• **DIRECTIONS FOR THIS TASK**
Pull every line holding the word "kind" out of the data and copy it.

• **INFORMATION SUPPLIED**
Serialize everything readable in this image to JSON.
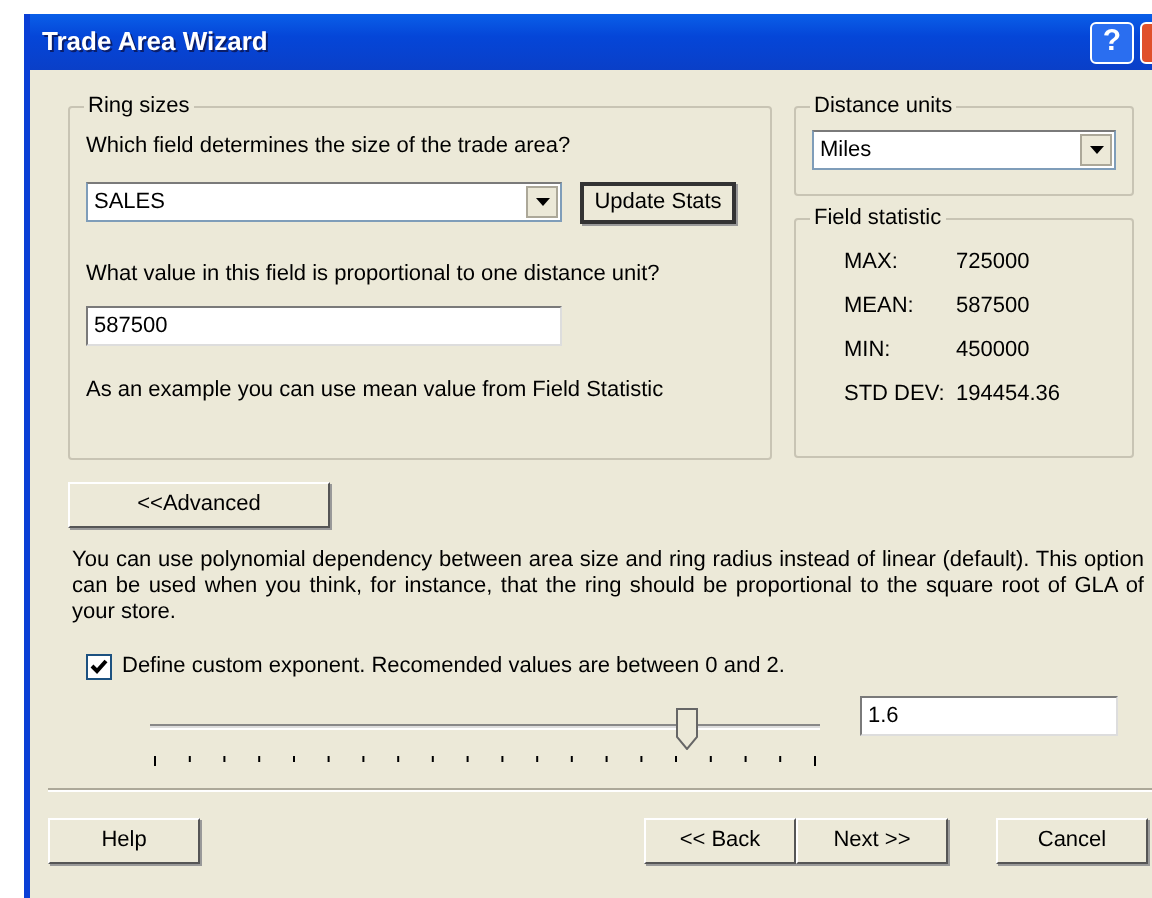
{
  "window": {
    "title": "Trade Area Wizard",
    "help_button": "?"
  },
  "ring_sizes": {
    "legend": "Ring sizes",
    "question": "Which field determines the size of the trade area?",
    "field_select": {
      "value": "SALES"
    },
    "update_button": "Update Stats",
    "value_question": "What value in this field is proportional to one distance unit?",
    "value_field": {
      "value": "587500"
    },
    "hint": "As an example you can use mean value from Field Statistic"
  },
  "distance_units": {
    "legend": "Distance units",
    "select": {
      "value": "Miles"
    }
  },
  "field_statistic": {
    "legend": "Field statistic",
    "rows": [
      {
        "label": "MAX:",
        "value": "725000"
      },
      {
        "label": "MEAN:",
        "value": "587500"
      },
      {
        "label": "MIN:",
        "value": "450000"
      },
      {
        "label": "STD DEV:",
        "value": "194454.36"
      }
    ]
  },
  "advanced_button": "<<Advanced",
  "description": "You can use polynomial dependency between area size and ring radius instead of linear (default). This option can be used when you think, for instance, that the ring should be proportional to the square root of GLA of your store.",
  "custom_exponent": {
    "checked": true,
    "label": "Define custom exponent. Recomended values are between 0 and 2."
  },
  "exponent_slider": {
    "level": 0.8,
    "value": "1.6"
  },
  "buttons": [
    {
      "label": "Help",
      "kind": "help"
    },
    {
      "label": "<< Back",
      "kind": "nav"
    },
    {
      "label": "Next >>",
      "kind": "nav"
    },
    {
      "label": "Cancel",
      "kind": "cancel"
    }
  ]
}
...
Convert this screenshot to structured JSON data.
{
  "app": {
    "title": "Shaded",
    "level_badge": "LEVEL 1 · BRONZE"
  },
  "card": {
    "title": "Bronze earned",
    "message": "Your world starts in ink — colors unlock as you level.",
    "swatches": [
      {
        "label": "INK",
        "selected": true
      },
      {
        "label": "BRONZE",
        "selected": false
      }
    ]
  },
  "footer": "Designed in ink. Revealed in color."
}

• **WRITTEN RESPONSE**
      "kind": "help"
      "kind": "nav"
      "kind": "nav"
      "kind": "cancel"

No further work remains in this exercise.